  • Judging from Google searches for voter registration information, millions of people were interested in voting in 2012 but were blocked from doing so by early registration deadlines in many states, academic Alex Street reports for the Washington Post's Monkey Cage blog.

  • US Digital Service Administrator Mikey Dickerson, previously of Google, posts on the OMB's blog "Why We Need You in Government." The most interesting part is where he explains why he couldn't get excited about returning to Google after helping save Healthcare.gov:

    I went back to my old job and tried to care about it. I was not successful. On one hand the company does not need me; there are thousands of other engineers that are as good or better. On the other hand, if I succeeded beyond anybody's wildest dreams the net effect is that some extra billions of dollars would go to one billionaire instead of a different billionaire.

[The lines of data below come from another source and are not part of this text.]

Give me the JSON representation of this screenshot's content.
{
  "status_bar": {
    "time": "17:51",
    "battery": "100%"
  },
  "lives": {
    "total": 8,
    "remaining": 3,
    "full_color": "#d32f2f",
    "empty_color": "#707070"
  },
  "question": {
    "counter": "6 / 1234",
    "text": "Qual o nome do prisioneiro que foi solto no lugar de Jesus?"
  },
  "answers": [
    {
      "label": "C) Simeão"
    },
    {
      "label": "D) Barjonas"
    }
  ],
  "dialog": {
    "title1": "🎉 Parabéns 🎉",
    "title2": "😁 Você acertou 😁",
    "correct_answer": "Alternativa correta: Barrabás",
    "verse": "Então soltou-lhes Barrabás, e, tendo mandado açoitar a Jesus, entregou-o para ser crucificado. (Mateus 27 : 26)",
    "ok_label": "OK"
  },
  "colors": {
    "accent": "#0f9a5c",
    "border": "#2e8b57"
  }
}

It was hard to see why I should bother, and still is.

  • Also this, which was how Dickerson addressed his audience at SXSW (this post is based on his remarks there earlier in March): "Some of you, not all of you, are working right now on another app for people to share pictures of food or a social network for dogs. I am here to tell you that your country has a better use for your talents. "

  • Speaking of Obamacare, Rep. Cathy McMorris Rodgers (R-WA) asked her Facebook fans to send her stories of their healthcare reform woes, and as Matthew Yglesias reports for Vox, she got flooded with "love letters."

  • FBI director James Comey testified before the House of Representatives Appropriations Committee on his continued desire to require tech companies to make their products less secure, reports the District Sentinel's Sam Sacks. Comey declared, “Tech execs say privacy should be the paramount virtue. When I hear that I close my eyes and say try to image what the world looks like where pedophiles can’t be seen, kidnapper can’t be seen, drug dealers can’t be seen.”

  • Salesforce CEO Marc Benioff is canceling all his company's programs in Indiana in response to the state's new law allowing businesses to discriminate against same-sex couples on religious grounds, Daniel Strauss reports for Talking Points Memo. On Twitter, Benioff is "calling other tech CEOs and tech industry leaders to please take a stand."

  • Nick Troiano, Run for America's co-founder, and youngest candidate for U.S. Congress in the 2014 cycle has joined Change.org's newest effort led by Jake Brewer to give citizens better information and more influence in elections.

  • Professional Russian Internet troll Marat Burkhard tells all to Dmitry Volchek and Daisy Sindelar of Radio Free Europe/Radio Liberty. Thousands of Russians are employed, at above average wages, by the government to do this kind of work:

    Every city and village in Russia has its own municipal website with its own comments forum. People would write something on the forum -- some kind of news -- and our task was to comment on it. We did it by dividing into teams of three. One of us would be the "villain," the person who disagrees with the forum and criticizes the authorities, in order to bring a feeling of authenticity to what we're doing. The other two enter into a debate with him -- "No, you're not right; everything here is totally correct."

  • The World Wide Web Foundation is convening "Rebooting Open Data in Africa" in Addis Ababa today.